Geezerville is awash in drugs — and I’m not talking about the recreational variety. By some estimates, two-thirds of seniors take five or more medications every day. For some, the pills are life-giving; for others, they cause more problems than they solve. It’s this mix of promise and peril, experts say, that makes it so difficult to convince older adults to “deprescribe.”
In the most recent example of this conundrum, researchers at the Regenstrief Institute last week released the results of their efforts to alert physicians and their patients about the proven dangers of popular anticholinergic drugs.
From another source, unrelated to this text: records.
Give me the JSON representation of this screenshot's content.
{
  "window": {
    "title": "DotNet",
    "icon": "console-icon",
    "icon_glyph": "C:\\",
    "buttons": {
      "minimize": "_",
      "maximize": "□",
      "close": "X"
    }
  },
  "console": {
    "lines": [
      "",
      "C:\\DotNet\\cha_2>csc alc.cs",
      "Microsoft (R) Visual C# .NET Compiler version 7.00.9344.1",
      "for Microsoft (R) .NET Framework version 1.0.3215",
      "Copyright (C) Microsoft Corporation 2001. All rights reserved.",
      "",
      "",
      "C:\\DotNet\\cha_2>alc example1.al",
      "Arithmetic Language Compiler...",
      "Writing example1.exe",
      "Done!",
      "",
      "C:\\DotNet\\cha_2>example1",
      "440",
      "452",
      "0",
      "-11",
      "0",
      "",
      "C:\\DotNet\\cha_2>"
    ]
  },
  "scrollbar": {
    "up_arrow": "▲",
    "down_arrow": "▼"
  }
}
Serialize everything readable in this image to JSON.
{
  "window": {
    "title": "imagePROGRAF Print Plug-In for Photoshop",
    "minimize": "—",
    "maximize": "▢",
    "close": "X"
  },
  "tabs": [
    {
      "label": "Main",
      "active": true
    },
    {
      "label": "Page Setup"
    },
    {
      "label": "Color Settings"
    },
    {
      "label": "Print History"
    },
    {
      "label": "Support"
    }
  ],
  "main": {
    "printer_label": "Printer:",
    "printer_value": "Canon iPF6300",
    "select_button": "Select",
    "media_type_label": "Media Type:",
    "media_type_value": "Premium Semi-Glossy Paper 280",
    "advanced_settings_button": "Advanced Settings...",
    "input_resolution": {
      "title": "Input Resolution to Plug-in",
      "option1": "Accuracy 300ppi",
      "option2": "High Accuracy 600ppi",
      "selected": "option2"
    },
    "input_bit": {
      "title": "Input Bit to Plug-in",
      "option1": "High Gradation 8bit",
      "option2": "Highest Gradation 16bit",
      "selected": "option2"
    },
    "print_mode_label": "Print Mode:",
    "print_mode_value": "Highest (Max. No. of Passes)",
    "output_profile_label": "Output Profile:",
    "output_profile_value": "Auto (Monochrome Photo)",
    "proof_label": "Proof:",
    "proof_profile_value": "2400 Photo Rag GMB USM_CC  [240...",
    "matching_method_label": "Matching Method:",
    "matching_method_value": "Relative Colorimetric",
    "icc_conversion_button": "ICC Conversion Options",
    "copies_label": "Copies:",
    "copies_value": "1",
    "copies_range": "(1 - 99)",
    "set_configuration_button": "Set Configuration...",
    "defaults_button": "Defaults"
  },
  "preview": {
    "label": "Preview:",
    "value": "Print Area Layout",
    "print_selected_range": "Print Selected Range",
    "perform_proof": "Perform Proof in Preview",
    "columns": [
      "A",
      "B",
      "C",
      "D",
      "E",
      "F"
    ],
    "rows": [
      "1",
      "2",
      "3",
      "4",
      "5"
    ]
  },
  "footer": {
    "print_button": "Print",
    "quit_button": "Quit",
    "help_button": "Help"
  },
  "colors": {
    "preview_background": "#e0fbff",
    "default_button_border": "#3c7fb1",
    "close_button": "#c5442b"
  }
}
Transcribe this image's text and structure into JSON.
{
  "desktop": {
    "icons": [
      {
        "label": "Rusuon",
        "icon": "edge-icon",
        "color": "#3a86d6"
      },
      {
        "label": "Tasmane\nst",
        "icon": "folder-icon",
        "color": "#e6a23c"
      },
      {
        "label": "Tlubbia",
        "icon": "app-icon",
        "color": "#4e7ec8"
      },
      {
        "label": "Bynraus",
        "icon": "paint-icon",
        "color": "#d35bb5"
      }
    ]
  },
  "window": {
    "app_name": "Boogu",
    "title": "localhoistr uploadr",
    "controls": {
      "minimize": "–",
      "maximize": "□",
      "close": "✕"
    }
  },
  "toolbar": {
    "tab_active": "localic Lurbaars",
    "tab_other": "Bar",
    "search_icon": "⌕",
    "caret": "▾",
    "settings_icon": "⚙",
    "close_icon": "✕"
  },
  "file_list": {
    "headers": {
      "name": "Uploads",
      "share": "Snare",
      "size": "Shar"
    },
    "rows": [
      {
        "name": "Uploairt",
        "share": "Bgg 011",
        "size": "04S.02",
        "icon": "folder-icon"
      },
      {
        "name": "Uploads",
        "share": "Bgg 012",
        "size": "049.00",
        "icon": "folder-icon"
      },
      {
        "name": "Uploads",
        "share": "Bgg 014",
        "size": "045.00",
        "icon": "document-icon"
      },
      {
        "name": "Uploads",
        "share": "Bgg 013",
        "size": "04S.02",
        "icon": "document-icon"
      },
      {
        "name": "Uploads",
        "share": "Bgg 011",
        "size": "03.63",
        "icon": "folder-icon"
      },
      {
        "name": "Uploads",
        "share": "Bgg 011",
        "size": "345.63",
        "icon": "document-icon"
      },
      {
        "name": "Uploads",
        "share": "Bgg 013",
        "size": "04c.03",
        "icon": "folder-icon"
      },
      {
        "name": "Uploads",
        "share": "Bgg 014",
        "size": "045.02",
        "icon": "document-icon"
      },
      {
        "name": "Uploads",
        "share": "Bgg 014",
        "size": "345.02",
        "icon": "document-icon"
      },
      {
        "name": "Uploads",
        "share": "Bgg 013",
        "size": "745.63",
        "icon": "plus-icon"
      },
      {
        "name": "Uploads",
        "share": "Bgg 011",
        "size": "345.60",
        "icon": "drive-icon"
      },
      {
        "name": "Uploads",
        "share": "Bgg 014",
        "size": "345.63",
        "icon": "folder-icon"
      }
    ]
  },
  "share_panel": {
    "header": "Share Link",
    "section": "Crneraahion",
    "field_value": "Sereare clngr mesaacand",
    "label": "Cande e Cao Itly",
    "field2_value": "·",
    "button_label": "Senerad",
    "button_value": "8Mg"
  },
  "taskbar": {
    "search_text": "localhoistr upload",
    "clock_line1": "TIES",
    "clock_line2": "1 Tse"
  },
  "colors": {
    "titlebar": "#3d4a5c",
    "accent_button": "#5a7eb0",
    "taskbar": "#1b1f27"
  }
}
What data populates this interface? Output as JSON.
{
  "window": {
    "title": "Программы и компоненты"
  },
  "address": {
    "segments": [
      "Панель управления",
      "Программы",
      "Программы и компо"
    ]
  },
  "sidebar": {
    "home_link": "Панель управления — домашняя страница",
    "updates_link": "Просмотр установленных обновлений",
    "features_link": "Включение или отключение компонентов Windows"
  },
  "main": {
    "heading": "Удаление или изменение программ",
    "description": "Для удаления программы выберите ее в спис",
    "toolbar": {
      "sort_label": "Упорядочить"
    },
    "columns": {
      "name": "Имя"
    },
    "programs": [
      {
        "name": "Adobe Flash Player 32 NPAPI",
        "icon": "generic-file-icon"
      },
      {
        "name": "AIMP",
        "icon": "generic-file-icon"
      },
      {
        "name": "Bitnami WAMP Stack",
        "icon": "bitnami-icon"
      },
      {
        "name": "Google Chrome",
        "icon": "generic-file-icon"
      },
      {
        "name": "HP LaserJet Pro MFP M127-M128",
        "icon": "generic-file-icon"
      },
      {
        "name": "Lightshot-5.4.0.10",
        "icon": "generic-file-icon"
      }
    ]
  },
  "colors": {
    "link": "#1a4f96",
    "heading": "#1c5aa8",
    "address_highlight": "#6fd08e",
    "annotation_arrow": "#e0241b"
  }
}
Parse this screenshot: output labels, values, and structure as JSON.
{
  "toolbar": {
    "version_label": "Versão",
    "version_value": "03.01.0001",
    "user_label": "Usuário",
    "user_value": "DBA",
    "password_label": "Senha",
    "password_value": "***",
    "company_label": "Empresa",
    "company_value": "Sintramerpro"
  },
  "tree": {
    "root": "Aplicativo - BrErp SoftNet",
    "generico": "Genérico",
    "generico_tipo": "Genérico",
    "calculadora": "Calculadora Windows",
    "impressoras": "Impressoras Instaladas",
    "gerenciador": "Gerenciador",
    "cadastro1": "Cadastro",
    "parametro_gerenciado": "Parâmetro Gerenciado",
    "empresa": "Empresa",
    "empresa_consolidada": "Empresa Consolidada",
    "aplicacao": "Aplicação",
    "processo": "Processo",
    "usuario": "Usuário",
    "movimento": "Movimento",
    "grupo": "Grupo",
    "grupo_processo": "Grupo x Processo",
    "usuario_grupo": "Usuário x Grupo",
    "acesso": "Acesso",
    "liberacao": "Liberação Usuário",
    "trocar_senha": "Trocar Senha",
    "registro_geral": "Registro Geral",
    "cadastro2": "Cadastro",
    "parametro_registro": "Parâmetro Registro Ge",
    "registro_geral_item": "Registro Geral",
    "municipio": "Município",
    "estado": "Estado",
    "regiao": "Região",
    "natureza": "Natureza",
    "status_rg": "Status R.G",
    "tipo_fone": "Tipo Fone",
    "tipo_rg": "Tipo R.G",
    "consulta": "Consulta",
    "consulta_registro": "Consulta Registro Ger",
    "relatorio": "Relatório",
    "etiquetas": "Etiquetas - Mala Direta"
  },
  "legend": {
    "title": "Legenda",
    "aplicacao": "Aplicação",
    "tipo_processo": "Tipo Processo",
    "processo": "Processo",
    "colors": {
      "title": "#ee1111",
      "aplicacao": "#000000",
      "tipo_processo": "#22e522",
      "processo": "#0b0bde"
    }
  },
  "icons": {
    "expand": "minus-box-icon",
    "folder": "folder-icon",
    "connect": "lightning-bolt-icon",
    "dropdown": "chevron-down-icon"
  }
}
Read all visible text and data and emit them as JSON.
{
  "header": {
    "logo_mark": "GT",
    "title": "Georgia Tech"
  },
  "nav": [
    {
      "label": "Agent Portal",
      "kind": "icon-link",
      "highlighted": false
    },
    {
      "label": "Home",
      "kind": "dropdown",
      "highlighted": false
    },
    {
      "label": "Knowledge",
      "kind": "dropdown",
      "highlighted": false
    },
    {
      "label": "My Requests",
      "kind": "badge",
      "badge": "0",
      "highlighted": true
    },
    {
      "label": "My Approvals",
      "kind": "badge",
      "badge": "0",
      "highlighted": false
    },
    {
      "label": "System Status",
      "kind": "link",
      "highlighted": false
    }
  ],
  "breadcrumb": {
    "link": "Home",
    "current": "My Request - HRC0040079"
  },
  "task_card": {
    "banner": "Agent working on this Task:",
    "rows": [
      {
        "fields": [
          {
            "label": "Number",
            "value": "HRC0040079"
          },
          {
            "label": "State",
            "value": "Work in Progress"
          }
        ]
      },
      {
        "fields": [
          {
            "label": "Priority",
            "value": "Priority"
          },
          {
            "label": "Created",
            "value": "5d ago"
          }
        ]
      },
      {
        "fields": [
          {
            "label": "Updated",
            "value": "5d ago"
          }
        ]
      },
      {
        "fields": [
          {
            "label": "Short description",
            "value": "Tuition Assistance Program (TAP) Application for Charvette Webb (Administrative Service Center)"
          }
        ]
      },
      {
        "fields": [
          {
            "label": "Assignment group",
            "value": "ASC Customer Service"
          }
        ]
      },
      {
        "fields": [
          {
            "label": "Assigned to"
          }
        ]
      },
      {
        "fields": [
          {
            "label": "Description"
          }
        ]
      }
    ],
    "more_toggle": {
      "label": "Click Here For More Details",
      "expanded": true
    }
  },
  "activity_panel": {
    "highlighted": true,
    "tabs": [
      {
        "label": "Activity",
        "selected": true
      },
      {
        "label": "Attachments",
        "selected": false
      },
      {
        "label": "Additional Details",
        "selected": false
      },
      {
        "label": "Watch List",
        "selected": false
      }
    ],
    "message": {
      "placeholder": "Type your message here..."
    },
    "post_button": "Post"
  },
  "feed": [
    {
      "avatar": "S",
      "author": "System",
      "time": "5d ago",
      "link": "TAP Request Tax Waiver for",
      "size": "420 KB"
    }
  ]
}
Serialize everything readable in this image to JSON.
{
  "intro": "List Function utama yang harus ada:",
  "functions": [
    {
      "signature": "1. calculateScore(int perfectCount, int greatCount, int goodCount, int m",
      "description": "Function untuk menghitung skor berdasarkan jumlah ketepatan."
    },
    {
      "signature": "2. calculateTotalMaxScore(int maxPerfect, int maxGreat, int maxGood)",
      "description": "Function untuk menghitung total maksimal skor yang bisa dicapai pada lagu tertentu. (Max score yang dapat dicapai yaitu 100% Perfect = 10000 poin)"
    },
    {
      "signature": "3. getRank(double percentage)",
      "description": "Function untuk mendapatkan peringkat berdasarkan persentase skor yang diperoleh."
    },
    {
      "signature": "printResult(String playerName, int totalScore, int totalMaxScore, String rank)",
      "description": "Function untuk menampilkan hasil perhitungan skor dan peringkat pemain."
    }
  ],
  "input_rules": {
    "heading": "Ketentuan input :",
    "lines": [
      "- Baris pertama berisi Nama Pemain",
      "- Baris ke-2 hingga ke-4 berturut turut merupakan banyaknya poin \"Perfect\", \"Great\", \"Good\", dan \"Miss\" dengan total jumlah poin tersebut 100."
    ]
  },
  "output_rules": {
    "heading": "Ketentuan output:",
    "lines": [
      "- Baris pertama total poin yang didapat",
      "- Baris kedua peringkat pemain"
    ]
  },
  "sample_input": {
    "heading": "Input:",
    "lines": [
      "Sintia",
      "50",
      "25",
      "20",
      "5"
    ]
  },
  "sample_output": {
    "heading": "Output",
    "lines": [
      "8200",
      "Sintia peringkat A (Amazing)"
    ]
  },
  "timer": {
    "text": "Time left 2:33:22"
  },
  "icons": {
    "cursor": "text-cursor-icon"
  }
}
Numerous studies have suggested that people taking these medications — used to ease the symptoms of conditions ranging from Parkinson’s to incontinence — for three months or longer are much more likely than short-term or non-users to develop dementia. The research team inserted warnings in the electronic health records of patients using the drugs at a number of clinics and tracked the response. What they discovered was not inspiring: The alerts didn’t just go unheeded; 85 percent of them were never even read by the physicians.
“Deprescribing is very complex and rarely prioritized over common medical problems during visits with primary-care providers,” explains lead study author Noll Campbell, PharmD, research scientist at the Indiana University Center for Aging Research at Regenstrief. “Very few of the alerts were viewed by either recipient, so we are now evaluating how we can change or improve this approach.”
To hear Leslie Hawkins tell it, the only way to drop the drugs that are no longer useful is to demand a doctor’s attention. Hawkins’s 93-year-old mother, Mary Harrison, was taking 14 medications each day to address multiple chronic conditions, including diabetes, neuropathy, hypertension, and anxiety. Still, she was lively and sociable — until she suddenly wasn’t.
“She was out of it,” Hawkins tells Paula Span in the New York Times. “She couldn’t hold a conversation or even finish a sentence.”
Alarmed, Hawkins took her mother — and a list of her medications — to see Stephanie Nothelle, MD, a gerontologist at Johns Hopkins Hospital. While the results of a cognitive test were dismal, the list of drugs offered some hope. “I started chipping away at them,” Nothelle says.
First to go were oxybutynin, designed to calm an overactive bladder but notorious for causing delirium and confusion; and Tramadol, a pain reliever that tends to contribute to falls. Next up: gabapentin, a neuropathy drug; a diabetes medication that pushed Harrison’s blood sugar to dangerously low levels; and a prescription for an unnecessary reflux pill.
Ten months later, mostly due to her daughter’s insistence on discussing medications at every doctor’s visit, Harrison trimmed her drug list from 14 to four. “She was a completely different person,” Nothelle recalls. “She was awake, she answered my questions. It was night and day.”
Harrison is luckier than most. It’s not uncommon for older folks to gradually accumulate medications as they report additional symptoms over the years, and despite the likelihood that mixing a number of drugs will eventually yield unintended results, our dependency on prescriptive recommendations often discourages rational decision-making.
Nothing illustrates that confusion more clearly, it seems to me, than a 2018 JAMA survey Span cites that found most respondents willing to reduce the number of drugs they were taking, while also arguing that all of them were necessary.
“We spend hundreds of millions every year to bring meds to market and figure out when to start using them, and next to nothing trying to figure out when to stop them,” notes Johns Hopkins epidemiologist Caleb Alexander, MD.
Deprescribing advocates like Campbell and his colleagues struggle to gain traction not simply because seniors are often confused about their options or wedded to a particular treatment approach. The real problem is that our entire healthcare system tends to focus on addition rather than subtraction.
The various specialists we consult over the years send us to the pharmacy with little regard for the drugs other specialists have previously prescribed. Your primary-care physician, meanwhile, probably won’t be aware of all these medications unless you arrive, like Hawkins, with a list — and the determination to force a discussion.
“There’s a general bias toward doing things in medicine,” explains Ariel Green, MD, MPH, a Johns Hopkins geriatrician and researcher. “If we prescribe something, that’s seen as a positive action. If we stop something, or don’t start it, that’s not.”
Unless you ask Mary Harrison.